Element data from apps and pages:
== == ==

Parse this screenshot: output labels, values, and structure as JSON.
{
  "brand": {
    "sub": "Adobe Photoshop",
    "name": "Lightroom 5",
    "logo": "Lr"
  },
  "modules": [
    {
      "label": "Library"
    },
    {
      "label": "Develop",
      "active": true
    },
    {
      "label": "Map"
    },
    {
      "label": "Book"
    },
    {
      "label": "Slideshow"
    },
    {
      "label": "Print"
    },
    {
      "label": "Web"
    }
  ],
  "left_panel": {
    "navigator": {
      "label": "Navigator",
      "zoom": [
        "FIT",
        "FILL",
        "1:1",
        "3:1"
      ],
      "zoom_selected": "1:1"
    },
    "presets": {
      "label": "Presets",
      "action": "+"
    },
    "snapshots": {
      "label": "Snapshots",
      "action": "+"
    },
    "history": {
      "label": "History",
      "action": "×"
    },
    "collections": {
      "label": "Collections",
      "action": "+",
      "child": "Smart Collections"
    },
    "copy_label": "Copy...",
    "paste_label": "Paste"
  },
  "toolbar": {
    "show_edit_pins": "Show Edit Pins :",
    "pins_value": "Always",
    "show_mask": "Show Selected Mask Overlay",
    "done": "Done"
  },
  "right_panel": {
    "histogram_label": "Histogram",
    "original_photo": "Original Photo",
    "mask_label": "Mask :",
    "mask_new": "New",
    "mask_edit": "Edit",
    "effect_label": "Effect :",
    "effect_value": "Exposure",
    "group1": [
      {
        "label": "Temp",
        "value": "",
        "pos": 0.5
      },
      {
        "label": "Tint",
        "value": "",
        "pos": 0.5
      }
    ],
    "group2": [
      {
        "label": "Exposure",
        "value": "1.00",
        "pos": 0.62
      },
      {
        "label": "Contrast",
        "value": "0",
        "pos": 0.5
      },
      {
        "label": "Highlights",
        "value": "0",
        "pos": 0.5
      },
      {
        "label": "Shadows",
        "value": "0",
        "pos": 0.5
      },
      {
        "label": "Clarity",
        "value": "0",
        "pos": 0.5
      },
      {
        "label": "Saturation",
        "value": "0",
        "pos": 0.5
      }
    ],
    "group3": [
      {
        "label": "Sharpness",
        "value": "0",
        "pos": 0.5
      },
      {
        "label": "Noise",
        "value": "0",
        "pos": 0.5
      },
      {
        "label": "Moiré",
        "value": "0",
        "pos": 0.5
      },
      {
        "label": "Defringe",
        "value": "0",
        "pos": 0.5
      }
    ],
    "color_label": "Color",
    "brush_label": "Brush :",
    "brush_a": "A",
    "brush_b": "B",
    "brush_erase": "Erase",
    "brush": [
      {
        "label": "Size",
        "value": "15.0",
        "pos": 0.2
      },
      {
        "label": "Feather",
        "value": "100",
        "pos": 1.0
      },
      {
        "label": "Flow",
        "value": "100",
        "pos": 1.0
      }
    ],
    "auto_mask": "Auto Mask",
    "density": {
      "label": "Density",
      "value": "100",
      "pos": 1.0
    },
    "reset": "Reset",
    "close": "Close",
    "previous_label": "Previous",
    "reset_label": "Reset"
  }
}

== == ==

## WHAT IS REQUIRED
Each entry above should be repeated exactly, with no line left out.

## RESULT BELOW
Parse this screenshot: output labels, values, and structure as JSON.
{
  "brand": {
    "sub": "Adobe Photoshop",
    "name": "Lightroom 5",
    "logo": "Lr"
  },
  "modules": [
    {
      "label": "Library"
    },
    {
      "label": "Develop",
      "active": true
    },
    {
      "label": "Map"
    },
    {
      "label": "Book"
    },
    {
      "label": "Slideshow"
    },
    {
      "label": "Print"
    },
    {
      "label": "Web"
    }
  ],
  "left_panel": {
    "navigator": {
      "label": "Navigator",
      "zoom": [
        "FIT",
        "FILL",
        "1:1",
        "3:1"
      ],
      "zoom_selected": "1:1"
    },
    "presets": {
      "label": "Presets",
      "action": "+"
    },
    "snapshots": {
      "label": "Snapshots",
      "action": "+"
    },
    "history": {
      "label": "History",
      "action": "×"
    },
    "collections": {
      "label": "Collections",
      "action": "+",
      "child": "Smart Collections"
    },
    "copy_label": "Copy...",
    "paste_label": "Paste"
  },
  "toolbar": {
    "show_edit_pins": "Show Edit Pins :",
    "pins_value": "Always",
    "show_mask": "Show Selected Mask Overlay",
    "done": "Done"
  },
  "right_panel": {
    "histogram_label": "Histogram",
    "original_photo": "Original Photo",
    "mask_label": "Mask :",
    "mask_new": "New",
    "mask_edit": "Edit",
    "effect_label": "Effect :",
    "effect_value": "Exposure",
    "group1": [
      {
        "label": "Temp",
        "value": "",
        "pos": 0.5
      },
      {
        "label": "Tint",
        "value": "",
        "pos": 0.5
      }
    ],
    "group2": [
      {
        "label": "Exposure",
        "value": "1.00",
        "pos": 0.62
      },
      {
        "label": "Contrast",
        "value": "0",
        "pos": 0.5
      },
      {
        "label": "Highlights",
        "value": "0",
        "pos": 0.5
      },
      {
        "label": "Shadows",
        "value": "0",
        "pos": 0.5
      },
      {
        "label": "Clarity",
        "value": "0",
        "pos": 0.5
      },
      {
        "label": "Saturation",
        "value": "0",
        "pos": 0.5
      }
    ],
    "group3": [
      {
        "label": "Sharpness",
        "value": "0",
        "pos": 0.5
      },
      {
        "label": "Noise",
        "value": "0",
        "pos": 0.5
      },
      {
        "label": "Moiré",
        "value": "0",
        "pos": 0.5
      },
      {
        "label": "Defringe",
        "value": "0",
        "pos": 0.5
      }
    ],
    "color_label": "Color",
    "brush_label": "Brush :",
    "brush_a": "A",
    "brush_b": "B",
    "brush_erase": "Erase",
    "brush": [
      {
        "label": "Size",
        "value": "15.0",
        "pos": 0.2
      },
      {
        "label": "Feather",
        "value": "100",
        "pos": 1.0
      },
      {
        "label": "Flow",
        "value": "100",
        "pos": 1.0
      }
    ],
    "auto_mask": "Auto Mask",
    "density": {
      "label": "Density",
      "value": "100",
      "pos": 1.0
    },
    "reset": "Reset",
    "close": "Close",
    "previous_label": "Previous",
    "reset_label": "Reset"
  }
}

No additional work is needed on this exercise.